The Knicks face Kyrie Irving, James Harden, and the Nets in Brooklyn on Monday night on national television.

Tonight is a new chapter in the rivalry.

For the first time in quite a while, the Brooklyn Nets (26-13) and New York Knicks (20-19) will play a game that features two good teams. At full strength, this is a one-sided matchup: few teams have the firepower to match what the Nets possess. Tonight that will not be the case. The Nets will be without Kevin Durant, and probably Blake Griffin—but they will still have James Harden and Kyrie Irving. 

Harden and Irving have been more than enough lately, with the Nets riding a four-game win streak entering tonight. Building off of the momentum from Saturday afternoon’s second half in Oklahoma City should be the goal. R.J. Barrett set a career-high, scoring 32 points to help avoid an embarrassing loss. Barrett wasn’t alone; Julius Randle bounced back from his worst performance of the season with 26 points, 12 rebounds, and 12 assists. Immanuel Quickley added 21 points off the bench.

The Knicks will need their top guns, or risk being drowned out by the storm of points from Harden and Irving.

Here are some other things to watch tonight.

Soft in the Middle

There is one weakness to this juggernaut Nets team: they’re soft in the middle.

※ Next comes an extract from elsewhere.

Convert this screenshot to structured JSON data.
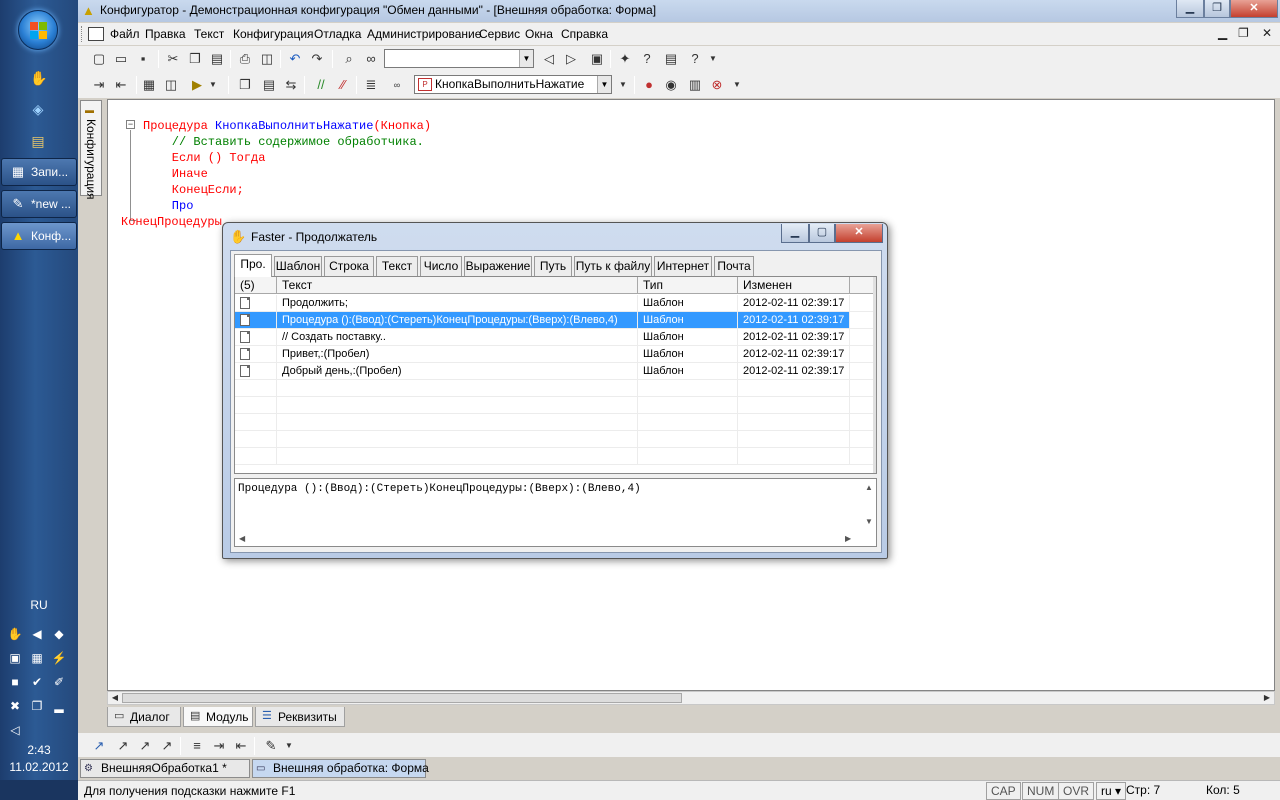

Randle will have a mismatch at every point of the game, with Nicolas Claxton presenting the only true challenge. Nerlens Noel is better at this point in time than DeAndre Jordan, tilting the battle for the paint further in the Knicks’ favor.

Relentlessly attacking the paint should be the sole focus, at least in the first half. Randle and Barrett can have tons of success if they soften the paint, opening up looks for Quickley and the other shooters.

Containing Harden and Kyrie

One truth you must deal with when you face James Harden and Kyrie Irving is acknowledging there is no stopping James Harden and Kyrie Irving. They are not only prolific scorers but prolific isolation scorers. 

Tom Thibodeau could craft a plan to limit one, or both, but not at the risk of allowing Joe Harris to spot-up like it’s practice. The best solution would be to stick Frank Ntilikina on one of them for 48 minutes. However, following the early foul trouble on Saturday, it is reasonable to assume Thibodeau lost some faith in Ntilikina.

That puts the onus on Barrett and Reggie Bullock to do their best to hold those scoring machines down. Surprisingly, the Knicks have not surrendered many high-scoring totals this season. Then again, they have yet to face Harden or Irving either.

Spotlight: R.J. Barrett and Immanuel Quickley

All eyes are back on Barrett with his strong play over his last 11 games. Following an ugly performance against the Houston Rockets, Barrett is averaging 18.9 points per game on 53.3% shooting from the field, including a scorching 57.1% from three on a modest 3.2 attempts per game. Those are tangible results, and Barrett’s emergence has Knicks fans buzzing. A big night in Brooklyn, and the Knicks-Nets rivalry might be the best rivalry in the city.

This is more about Thibodeau than it is about Quickley, but enough is enough. It is clear that Quickley fits everything the starting lineup is missing at the guard position. If Quickley remained the backup to Derrick Rose, it would be easier to deal with, but backing up Elfrid Payton or Ntilikina to a lesser extent doesn’t make much sense.

The Knicks will have to score a lot of points tonight, so hopefully, Thibodeau yields and starts Quickley, or simply play Quickley for 30-plus minutes. Whatever works for Thibs, just make sure Quickley sees major minutes.

Injury Report

  • Derrick Rose remains out for health and safety protocols.
  • Elfrid Payton will likely be a game-time decision with a hamstring injury that kept him out Saturday. The Knicks are 4-1 this season without Payton.
  • Austin Rivers could miss another game due to personal reasons.


Related Content

»READ: Will Frank Ntilikina be staying in New York past the trade deadline?

»READ: Julius Randle by the numbers: stats back up unbelievable season

»READ: Tom Thibodeau and the need for lineup experimentation